A lot of people keep confusing the owner’s equity and net worth. This has caused these terms to be used interchangeably between each other. Although, it may seem like the definition is kind of similar in reality it is not so. There is one huge difference between the two.
Let’s take a random company X for example and use it as a reference for comparisons. The equity would be defined as an individual shareholder’s investment in the business X itself, however, the net worth would be defined as a whole value of the company including everything that it owns like furniture, offices, rugs, computers, etc.
So basically the idea is that a lot of people mess up the terminology and believe that both of these terms represent something that is left after paying all of the liabilities. The net worth is increased by decreasing the liabilities. This is different from the equity when trading forex, which is simply the total value of the FX trader’s account. Traders usually have their positions open in the market making the total equity the sum of the margin that is put up for trade in addition to the unused balance.
When it comes to shareholder equity we have to take a look at company X and its balance sheet. The sheet itself is divided into three main categories. These are assets, shareholder equities, and liabilities. The shareholder’s equity is represented as the difference between the whole amount of assets and the total liabilities of the company X. For example, if the X has $1,000,000 in total assets and $700,000 in liabilities the equity comes down to $300,000.
The shareholder’s equity consists of other things. These are things like preference share capital, share capital, retained earnings, and etc.
Share Capital, or sometimes referred to as the capital stock is a portion of corporations’ equity, which was acquired by the shareholder via the issue of shares in the company. It may also be denoted as the number of shares that make up the corporation’s share structure. Basically it is the amount of money collected from issuing both private and public sources of the company and is showcased under the owner’s equity in the balance sheet of the company. The share capital has nothing to do with the market value of the company itself. Meaning that the balance sheet of the company is going to be including what the company earned despite the market value. Apart from this, the share capital only takes into account the price issued by the shares. Basically, if X has 1000 shares and each cost $5 this means that the share capital would be $5000. Even if the time passes and the market price of each share becomes more expensive the share capital will remain the same until the company issues new shares.
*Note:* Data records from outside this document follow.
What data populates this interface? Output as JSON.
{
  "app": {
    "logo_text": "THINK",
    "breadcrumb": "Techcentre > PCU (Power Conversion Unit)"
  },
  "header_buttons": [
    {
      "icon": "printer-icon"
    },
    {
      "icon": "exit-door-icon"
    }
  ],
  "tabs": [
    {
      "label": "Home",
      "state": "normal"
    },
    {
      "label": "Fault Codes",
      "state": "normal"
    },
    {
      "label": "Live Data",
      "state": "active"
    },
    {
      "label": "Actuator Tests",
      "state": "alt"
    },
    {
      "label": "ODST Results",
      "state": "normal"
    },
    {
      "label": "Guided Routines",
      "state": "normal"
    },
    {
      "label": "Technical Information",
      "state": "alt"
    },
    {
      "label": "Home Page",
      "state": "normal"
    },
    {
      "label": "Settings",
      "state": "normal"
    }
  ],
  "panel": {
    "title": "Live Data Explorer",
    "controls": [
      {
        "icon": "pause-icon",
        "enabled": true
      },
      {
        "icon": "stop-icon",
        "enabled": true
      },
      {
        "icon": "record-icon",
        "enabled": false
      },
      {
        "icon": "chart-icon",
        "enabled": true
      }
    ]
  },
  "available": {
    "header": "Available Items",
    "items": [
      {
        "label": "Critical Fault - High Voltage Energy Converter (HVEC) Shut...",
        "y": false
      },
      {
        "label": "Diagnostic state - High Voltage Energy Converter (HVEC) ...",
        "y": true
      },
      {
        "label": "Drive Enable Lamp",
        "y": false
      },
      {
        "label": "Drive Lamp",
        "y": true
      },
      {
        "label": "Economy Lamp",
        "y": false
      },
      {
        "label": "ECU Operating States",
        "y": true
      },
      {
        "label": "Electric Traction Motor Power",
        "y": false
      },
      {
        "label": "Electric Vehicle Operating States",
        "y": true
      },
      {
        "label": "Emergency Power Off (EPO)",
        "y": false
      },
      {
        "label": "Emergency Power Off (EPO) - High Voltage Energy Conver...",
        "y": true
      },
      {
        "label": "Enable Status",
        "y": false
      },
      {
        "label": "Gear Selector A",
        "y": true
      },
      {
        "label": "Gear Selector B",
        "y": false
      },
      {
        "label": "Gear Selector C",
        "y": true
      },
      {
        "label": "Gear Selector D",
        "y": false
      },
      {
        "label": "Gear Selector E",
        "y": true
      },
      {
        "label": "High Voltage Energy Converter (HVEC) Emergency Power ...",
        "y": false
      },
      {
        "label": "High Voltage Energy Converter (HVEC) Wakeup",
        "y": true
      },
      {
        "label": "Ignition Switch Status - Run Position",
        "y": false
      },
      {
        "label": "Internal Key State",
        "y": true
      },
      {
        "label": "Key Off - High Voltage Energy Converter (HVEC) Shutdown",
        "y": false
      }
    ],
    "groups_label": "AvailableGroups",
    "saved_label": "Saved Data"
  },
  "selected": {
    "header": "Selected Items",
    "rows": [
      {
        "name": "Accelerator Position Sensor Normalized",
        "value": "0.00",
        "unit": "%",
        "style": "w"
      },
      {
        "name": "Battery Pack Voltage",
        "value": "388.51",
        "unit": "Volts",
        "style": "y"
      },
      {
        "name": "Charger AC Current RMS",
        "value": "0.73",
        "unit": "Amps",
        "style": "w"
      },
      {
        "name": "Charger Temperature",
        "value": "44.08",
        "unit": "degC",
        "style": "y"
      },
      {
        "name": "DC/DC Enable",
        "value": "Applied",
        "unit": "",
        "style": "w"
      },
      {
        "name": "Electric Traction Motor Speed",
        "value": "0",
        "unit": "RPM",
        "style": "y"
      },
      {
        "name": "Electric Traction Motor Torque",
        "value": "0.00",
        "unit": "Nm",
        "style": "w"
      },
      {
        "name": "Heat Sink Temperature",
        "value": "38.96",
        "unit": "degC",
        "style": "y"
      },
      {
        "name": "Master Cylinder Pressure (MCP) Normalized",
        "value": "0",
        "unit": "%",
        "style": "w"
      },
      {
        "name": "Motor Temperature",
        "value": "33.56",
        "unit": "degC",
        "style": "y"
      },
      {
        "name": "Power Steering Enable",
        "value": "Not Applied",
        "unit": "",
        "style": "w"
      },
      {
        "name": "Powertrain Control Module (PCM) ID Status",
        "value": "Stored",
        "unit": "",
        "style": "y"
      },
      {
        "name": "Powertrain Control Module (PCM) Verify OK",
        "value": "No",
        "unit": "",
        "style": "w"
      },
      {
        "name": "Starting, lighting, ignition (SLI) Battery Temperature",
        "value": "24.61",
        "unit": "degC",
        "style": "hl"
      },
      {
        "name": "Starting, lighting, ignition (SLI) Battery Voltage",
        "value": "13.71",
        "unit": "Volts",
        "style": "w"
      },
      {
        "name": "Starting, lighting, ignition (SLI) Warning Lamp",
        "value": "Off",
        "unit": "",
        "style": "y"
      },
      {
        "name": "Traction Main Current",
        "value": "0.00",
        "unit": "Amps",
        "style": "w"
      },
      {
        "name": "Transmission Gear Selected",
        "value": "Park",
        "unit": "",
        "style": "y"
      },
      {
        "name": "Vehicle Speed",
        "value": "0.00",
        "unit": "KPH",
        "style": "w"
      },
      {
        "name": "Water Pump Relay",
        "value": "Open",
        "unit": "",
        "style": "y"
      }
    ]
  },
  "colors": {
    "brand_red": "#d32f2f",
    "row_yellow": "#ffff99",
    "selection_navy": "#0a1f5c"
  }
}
Preferred share is a share that has a priority when receiving dividends. The dividend may be floating or fixed in comparison to the common shares. Preferred shareholders also may not have the right to vote although they have priority when it comes to giving out the claims at the time of liquidation.
The retained earnings are the net amount of income that is left to the company after it pays out dividends to the shareholders. This in the end dictates whether the business generated positive or negative income. In simpler terms, profits or losses. The idea is that when the company generates some kind of surplus income it pays dividends to the shareholders for putting faith and finances into the company. This differs from company to company, however, there are always some that pay more than others. Some traders who want short-term gains prefer dividends due to the fact that they offer instant income. The dividends are also tax-free income meaning that a lot of people do not pay anything to the government for this specific source of income making it more appealing. Sometimes the federal government may interfere and lock down the share buybacks and bank payouts to protect the company cash outflow. This has been done in the United States, for example, to protect the companies from money outflow. Some of the shareholders trust the management enough to leave the earnings into the company waiting for higher returns, although these may even contain taxes.